Don’t Say You Weren’t Warned

The current state of the environment in China, as shocking and visually repugnant as it may be (now surpassing the Environmental Protection Agency’s “Beyond Index” category), is nothing new. In fact the images we now see from Beijing are reminiscent of those of the USA in the 1970s.

The difference being, with pressure on our government, we managed to change a few things. We managed to convince our leaders in the USA that enterprise won’t self-regulate. They won’t willingly change their practices unless there is profit in it. So we encouraged both. They regulated emissions, and we encouraged companies to change their operations to a more sustainable methodology, and surprise, surprise, they did, our skies cleared, and a cottage industry has become big business. Proof that if you want anything to change, you have to make it profitable.

So, what’s the big deal with China? Why do we care if they have an atmosphere so thick you need to cut your way through it? Easy… they are a nation that can now boast two man-made objects visible from space, the Great Wall and their smog cloud. However, the wall won’t move. That cloud … that’s another story. We can and should expect it to visit a city, a school, or a beach … near you. We haven’t done all this work to stand by and watch another emerging industrial nation flagrantly destroy the very air we breathe. We haven’t worked so hard for 45 years just to see everything we have achieved go up in smoke (excuse the pun).

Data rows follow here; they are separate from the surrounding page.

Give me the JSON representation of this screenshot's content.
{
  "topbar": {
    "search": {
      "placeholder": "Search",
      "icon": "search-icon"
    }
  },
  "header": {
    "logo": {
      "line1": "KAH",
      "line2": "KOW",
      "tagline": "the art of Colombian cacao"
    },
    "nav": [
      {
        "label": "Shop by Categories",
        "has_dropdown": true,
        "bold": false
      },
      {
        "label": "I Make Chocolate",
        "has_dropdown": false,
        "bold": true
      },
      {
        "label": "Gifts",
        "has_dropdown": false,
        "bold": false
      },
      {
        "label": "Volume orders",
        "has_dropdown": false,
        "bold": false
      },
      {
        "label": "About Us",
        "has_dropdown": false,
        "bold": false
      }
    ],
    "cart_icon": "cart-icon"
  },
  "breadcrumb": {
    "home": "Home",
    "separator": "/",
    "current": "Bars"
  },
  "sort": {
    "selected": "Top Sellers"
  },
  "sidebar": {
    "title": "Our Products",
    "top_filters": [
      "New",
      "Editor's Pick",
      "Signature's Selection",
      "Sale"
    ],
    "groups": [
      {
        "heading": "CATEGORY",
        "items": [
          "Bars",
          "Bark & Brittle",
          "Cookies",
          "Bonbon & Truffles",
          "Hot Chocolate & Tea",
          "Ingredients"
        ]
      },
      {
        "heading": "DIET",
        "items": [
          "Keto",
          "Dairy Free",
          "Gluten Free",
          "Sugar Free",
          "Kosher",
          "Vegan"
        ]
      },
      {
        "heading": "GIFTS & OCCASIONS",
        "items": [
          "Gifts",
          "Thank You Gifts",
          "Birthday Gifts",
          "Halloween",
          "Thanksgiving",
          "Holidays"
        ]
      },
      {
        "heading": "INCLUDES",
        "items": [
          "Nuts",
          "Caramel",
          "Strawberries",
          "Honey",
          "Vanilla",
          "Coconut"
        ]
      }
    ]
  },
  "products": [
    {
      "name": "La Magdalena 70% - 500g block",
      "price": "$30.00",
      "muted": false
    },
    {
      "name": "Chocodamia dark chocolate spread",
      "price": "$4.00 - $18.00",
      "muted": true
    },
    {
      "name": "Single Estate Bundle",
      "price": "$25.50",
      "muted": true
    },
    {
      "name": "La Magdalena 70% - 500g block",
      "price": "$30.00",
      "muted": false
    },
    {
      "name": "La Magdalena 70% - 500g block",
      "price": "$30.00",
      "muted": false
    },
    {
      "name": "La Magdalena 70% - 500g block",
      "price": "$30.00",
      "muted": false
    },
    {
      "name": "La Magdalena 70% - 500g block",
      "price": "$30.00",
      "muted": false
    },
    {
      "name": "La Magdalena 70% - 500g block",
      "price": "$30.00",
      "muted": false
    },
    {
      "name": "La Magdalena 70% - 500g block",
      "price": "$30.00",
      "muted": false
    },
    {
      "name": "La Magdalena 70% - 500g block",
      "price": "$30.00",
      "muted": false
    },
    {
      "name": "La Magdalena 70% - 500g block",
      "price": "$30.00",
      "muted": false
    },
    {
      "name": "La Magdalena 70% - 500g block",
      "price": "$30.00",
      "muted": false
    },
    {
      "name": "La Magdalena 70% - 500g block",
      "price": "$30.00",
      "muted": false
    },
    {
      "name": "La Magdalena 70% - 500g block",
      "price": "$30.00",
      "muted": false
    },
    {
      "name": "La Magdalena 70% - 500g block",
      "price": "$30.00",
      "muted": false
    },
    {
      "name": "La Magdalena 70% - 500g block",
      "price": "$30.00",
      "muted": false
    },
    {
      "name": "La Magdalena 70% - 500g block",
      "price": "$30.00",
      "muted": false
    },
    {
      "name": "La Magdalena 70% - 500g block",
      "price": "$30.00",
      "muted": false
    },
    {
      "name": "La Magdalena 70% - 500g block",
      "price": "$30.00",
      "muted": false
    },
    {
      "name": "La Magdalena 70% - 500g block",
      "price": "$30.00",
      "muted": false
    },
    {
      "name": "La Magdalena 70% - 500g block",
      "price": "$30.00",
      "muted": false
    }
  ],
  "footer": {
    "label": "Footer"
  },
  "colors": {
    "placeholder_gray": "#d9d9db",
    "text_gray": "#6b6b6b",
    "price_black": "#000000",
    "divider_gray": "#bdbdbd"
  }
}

What we really need is action. Our children are already living their lives sucking air through asthma inhalers. Asthma rates for some demographics of children have grown by 50% in as little as 8 years. By the time they are ready to help out, all they will be able to do is whimper. We need to scream.

Next page: Scream Now

By Aaron Styles

A provocateur, and writer for more than 25 years, Aaron has simplified and humanized the complicated areas of politics, the environment and human interest issues. Skeptical by nature and anonymous by requirement, Aaron enjoys nothing more than getting the conversation started.